Author: Paul Stangl
Publisher: Stanford University Press
Release Date: 2018-04-17
In the aftermath of the Second World War, Berliners grappled with how to rebuild their devastated city. In East Berlin, where the historic core of the city lay, decisions made by the socialist leadership about what should be restored, reconstructed, or entirely reimagined would have a tremendous and lasting impact on the urban landscape. Risen from Ruins examines the cultural politics of the rebuilding of East Berlin from the end of World War II until the construction of the Berlin Wall, combining political analysis with spatial and architectural history to examine how the political agenda of East German elites and the ruling Socialist Unity Party (SED) played out in the built environment. Following the destruction of World War II, the center of Berlin could have been completely restored and preserved, or razed in favor of a sanitized, modern city. The reality fell somewhere in between, as decision makers balanced historic preservation against the opportunity to model the Socialist future and reject the example of the Nazi dictatorship through architecture and urban design. Paul Stangl's analysis expands our understanding of urban planning, historic preservation, modernism, and Socialist Realism in East Berlin, shedding light on how the contemporary shape of the city was influenced by ideology and politics.
Author: Gastón R. Gordillo
Publisher: Duke University Press
Release Date: 2014-07-28
Genre: Social Science

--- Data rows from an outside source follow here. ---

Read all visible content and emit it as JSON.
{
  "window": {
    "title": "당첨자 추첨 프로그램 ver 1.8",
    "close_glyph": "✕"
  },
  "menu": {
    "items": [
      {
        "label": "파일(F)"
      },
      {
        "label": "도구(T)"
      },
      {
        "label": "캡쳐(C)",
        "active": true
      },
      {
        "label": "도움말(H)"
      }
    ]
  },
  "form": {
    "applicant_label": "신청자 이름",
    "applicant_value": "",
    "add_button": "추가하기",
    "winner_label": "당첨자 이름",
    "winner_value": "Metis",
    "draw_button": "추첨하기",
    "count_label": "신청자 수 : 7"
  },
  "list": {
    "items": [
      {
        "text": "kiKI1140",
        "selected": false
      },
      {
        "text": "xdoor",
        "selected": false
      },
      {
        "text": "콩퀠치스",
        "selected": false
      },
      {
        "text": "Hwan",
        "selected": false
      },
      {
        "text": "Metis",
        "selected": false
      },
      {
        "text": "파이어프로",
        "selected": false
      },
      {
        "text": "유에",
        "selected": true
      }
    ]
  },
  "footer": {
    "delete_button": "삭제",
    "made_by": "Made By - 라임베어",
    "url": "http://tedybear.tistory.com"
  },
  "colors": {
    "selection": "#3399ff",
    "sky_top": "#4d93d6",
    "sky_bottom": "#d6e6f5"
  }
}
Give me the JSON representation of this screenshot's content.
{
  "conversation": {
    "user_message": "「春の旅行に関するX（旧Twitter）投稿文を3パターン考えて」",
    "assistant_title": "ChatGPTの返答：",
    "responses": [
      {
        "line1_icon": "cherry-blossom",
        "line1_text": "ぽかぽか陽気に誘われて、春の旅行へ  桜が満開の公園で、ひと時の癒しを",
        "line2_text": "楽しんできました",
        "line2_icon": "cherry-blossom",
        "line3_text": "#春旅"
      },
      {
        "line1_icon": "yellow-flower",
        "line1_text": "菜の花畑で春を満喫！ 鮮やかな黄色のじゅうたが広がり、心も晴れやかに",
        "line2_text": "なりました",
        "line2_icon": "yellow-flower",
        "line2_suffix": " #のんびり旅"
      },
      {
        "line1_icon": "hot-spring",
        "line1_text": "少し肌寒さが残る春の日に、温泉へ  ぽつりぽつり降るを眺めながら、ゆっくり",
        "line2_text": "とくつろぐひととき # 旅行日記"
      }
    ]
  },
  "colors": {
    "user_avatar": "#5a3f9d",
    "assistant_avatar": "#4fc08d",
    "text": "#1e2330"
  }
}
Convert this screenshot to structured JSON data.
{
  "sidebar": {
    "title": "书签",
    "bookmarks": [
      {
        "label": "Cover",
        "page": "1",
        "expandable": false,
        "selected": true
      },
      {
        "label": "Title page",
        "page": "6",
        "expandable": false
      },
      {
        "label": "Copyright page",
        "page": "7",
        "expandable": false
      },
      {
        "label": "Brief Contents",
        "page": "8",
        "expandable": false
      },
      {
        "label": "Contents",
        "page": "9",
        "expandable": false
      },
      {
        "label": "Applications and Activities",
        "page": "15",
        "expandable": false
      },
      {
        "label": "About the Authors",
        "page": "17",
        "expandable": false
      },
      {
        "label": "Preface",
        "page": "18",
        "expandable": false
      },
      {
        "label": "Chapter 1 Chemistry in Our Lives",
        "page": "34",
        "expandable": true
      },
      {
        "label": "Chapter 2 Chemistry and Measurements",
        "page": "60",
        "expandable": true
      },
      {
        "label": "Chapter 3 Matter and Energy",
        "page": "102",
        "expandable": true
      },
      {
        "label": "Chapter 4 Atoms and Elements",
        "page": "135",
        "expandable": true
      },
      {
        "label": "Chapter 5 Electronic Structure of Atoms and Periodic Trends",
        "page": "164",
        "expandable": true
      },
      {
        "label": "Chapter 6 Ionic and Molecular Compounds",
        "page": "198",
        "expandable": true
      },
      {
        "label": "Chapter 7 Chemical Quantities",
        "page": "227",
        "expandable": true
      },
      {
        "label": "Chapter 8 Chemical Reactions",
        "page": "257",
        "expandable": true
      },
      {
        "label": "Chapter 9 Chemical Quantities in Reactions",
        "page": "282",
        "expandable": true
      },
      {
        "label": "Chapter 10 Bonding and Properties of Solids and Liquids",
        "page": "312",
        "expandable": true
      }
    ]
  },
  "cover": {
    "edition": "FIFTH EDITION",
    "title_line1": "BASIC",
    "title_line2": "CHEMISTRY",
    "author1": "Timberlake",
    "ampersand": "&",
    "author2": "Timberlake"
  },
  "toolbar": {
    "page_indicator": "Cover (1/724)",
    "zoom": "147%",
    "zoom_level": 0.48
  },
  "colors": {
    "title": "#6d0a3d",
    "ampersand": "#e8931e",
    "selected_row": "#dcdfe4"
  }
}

At the foot of the Argentine Andes, bulldozers are destroying forests and homes to create soy fields in an area already strewn with rubble from previous waves of destruction and violence. Based on ethnographic research in this region where the mountains give way to the Gran Chaco lowlands, Gastón R. Gordillo shows how geographic space is inseparable from the material, historical, and affective ruptures embodied in debris. His exploration of the significance of rubble encompasses lost cities, derelict train stations, overgrown Jesuit missions and Spanish forts, stranded steamships, mass graves, and razed forests. Examining the effects of these and other forms of debris on the people living on nearby ranches and farms, and in towns, Gordillo emphasizes that for the rural poor, the rubble left in the wake of capitalist and imperialist endeavors is not romanticized ruin but the material manifestation of the violence and dislocation that created it.